Advice and Wellbeing. Adapting to home life during Covid-19

If you are so committed to your work that you feel like your home is the kitchen, the reception desk, or the restaurant floor, then suddenly finding yourself confined to your real home can be a shock.

The UK is currently in a national lockdown with no clear end in sight. When we eventually return to lower tiers we can still expect severe restrictions for months to come.

Many challenges and difficulties will arise whilst we spend more time than usual at home. But Hospitality Action has some useful information and tips for overcoming difficulties that we may face.

Staying at home.

The latest government advice (Jan 2021) is that we should stay at home.

You must not leave, or be outside of your home except where necessary. You may leave the home to:

  • shop for basic necessities, for you or a vulnerable person
  • go to work, or provide voluntary or charitable services, if you cannot reasonably do so from home
  • exercise with your household (or support bubble) or one other person, this should be limited to once per day, and you should not travel outside your local area
  • meet your support bubble or childcare bubble where necessary, but only if you are legally permitted to form one
  • seek medical assistance or avoid injury, illness or risk of harm (including domestic abuse)
  • attend education or childcare - for those eligible

You can only leave home for work purposes where it is unreasonable for you to do your job from home. This includes, but is not limited to, people who work within critical national infrastructure, construction or manufacturing that require in-person attendance

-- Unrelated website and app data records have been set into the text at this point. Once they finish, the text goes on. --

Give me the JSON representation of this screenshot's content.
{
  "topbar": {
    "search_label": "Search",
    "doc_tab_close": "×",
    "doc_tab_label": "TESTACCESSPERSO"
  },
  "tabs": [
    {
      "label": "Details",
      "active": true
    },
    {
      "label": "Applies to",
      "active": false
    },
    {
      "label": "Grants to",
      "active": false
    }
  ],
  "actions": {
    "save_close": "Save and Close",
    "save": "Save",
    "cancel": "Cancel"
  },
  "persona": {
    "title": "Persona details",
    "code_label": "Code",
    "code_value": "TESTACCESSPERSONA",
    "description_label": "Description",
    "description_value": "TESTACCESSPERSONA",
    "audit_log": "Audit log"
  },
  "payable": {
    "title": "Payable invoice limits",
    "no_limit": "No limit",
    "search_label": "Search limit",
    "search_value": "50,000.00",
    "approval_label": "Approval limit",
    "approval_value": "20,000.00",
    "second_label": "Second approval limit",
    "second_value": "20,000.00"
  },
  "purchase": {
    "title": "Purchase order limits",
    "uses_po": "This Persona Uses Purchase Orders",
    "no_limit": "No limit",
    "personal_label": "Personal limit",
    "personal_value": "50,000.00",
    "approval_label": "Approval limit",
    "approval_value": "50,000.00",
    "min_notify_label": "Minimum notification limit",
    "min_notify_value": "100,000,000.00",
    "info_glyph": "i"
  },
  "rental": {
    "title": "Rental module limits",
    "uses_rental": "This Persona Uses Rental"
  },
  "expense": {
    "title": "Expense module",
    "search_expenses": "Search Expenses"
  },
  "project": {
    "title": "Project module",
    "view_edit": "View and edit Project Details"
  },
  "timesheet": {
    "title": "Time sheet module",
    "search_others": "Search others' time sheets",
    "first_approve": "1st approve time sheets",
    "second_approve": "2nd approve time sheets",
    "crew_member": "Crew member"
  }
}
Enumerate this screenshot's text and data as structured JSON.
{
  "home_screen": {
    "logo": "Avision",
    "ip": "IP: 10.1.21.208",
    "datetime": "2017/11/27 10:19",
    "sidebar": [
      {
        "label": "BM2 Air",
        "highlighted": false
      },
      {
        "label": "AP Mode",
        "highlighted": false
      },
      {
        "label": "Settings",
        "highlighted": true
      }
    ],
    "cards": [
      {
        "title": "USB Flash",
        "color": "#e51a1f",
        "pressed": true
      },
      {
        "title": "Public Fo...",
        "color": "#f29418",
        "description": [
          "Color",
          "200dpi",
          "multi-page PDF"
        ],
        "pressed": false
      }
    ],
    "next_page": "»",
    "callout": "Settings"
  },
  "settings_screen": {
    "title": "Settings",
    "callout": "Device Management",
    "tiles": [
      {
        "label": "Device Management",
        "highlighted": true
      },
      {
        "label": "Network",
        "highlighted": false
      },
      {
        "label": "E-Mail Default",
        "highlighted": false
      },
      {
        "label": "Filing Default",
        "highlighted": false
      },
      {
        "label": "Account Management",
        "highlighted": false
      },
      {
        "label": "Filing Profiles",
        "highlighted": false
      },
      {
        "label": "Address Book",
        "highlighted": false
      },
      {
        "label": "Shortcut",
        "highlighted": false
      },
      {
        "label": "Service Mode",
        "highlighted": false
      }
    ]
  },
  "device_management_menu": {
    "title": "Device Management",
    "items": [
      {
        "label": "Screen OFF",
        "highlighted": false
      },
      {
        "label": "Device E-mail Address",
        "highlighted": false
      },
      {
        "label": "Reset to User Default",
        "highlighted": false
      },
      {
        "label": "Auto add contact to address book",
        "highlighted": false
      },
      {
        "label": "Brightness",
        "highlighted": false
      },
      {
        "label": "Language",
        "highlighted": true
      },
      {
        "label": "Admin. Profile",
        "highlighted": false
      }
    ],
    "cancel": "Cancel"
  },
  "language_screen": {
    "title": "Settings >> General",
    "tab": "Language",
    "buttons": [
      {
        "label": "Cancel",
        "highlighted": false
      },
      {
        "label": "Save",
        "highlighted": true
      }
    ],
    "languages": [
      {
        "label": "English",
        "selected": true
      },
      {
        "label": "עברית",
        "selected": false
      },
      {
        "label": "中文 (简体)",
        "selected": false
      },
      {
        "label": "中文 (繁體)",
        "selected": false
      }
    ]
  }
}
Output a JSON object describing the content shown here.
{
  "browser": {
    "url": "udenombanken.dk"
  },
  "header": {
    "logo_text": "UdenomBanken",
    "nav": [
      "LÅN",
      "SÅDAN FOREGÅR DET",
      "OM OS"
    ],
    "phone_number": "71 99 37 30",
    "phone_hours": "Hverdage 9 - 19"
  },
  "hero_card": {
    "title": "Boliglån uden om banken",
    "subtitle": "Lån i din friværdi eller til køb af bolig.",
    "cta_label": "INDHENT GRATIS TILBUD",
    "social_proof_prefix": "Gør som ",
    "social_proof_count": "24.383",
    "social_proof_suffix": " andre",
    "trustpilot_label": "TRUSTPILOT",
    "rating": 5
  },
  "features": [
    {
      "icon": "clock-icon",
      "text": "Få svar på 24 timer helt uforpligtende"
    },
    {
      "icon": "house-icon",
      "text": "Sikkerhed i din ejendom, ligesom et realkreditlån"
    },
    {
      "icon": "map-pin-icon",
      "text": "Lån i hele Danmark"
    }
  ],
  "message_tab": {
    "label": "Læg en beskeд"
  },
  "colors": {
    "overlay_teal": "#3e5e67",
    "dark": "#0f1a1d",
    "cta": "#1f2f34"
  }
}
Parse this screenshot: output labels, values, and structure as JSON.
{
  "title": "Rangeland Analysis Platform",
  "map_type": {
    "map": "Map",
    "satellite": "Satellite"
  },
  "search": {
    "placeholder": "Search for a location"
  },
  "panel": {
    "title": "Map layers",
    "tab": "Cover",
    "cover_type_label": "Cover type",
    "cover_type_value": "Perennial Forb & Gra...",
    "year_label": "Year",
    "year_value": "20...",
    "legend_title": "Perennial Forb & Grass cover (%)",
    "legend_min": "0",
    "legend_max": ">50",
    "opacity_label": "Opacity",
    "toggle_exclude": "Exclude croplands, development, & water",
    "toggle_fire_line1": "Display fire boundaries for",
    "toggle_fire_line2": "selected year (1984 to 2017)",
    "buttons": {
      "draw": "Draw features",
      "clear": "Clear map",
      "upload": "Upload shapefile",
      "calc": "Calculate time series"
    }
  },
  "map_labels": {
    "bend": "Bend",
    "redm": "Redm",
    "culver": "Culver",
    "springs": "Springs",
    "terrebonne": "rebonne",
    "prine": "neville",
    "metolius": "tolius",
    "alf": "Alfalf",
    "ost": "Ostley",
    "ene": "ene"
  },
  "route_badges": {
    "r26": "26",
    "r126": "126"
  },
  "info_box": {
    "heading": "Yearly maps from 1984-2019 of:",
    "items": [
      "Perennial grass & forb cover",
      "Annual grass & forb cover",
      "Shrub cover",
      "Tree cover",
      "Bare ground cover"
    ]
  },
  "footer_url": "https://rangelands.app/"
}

If you do leave home for a permitted reason, you should always stay local - unless it is necessary to go further, for example to go to work. Stay local means stay in the village, town, or part of the city where you live.

Image: Charles Deluvio/Unsplash

Working From Home.

Whether it’s having children with, you limited space, or a lack of equipment, working from home can be difficult. But there are many small things we can implement to make the transition as painless as possible:

  • Follow your usual routine as much as possible.
  • Set out a designated work area – no matter how small.
  • Remove any distractions where possible.
  • Maintain regular hours. Be on time and ensure you finish work at your designated time.
  • Take your usual breaks and lunch.
  • Make time for some exercise, a 15 minute walk will go a long way.
  • Stay connected with your team. Utilise phone calls and video calls to keep a team spirit.
  • Understand you may not work at your usual capacity.
  • Take advantage of the perks of working from home!

Managing everyone at home.

Other than our children, there may now be partners, adult siblings, roommates and parents at home during this period of time. We may even have people moving back in due to the financial difficulty many are facing or a vulnerable person in their household. How do you manage with having various age groups, various family roles and so forth at home all at once, all the time?

  • Have a Discussion. If there are going to be many of your household at home now, sit down and talk about it. Discuss what you all need in terms of space, time and so on. Lay down some rules. Talk to each other and be open about the difficulties you will face during this time but think how you can through this together as a family. Think about the strengths each of you possess and how this may help you through this time. Take it as an opportunity to spend some time together, even if in silence.
  • Respect Alone Time. It is as important to make quality time for each other, as it is to have your own space. With everybody being at home, many of us will become overwhelmed by the amount of time spent together in close proximity. Especially those of us who live in smaller living quarters. Be sure to make time for alone time and respect each other’s need for this. Do not take it personal if one of you does not want to interact much for a period to time.


  • The Environment. In this time, it is going to be important to ensure everyone has enough space to do what they need to do and feel comfortable. If you have adults working from home and also children learning from home, it is important that each has a space they feel is their own – even in smaller homes, this can be achieved though it is a little more difficult. This can be as simple as one side of the sofa is one person’s work place and the other is someone else’s. It is also important to cooperate on environmental factors such as volumes, lighting, food and so on. Be considerate of those you are now at home with and create an environment that works well for each of you.
  • Get Outside. The UK government is still allowing individuals outside for exercise and also for essential trips – such as to a supermarket or pharmacy. Make the most of this time out of the house. If you need to pick up a small amount of groceries, consider walking rather than driving if possible. Be sure to take some exercise outside, this is great not only for our physical health but also our mental health. The time outdoors gives us some alone time, fresh air and a change of scenery. Exercise can take many forms; a walk, a jog, a cycle. Consider following an online workout in a quiet space in a park. If you have a garden or balcony be sure to take advantage or this. If you do not have this, simply opening your window and inhaling some fresh air for a few moments can be greatly beneficial.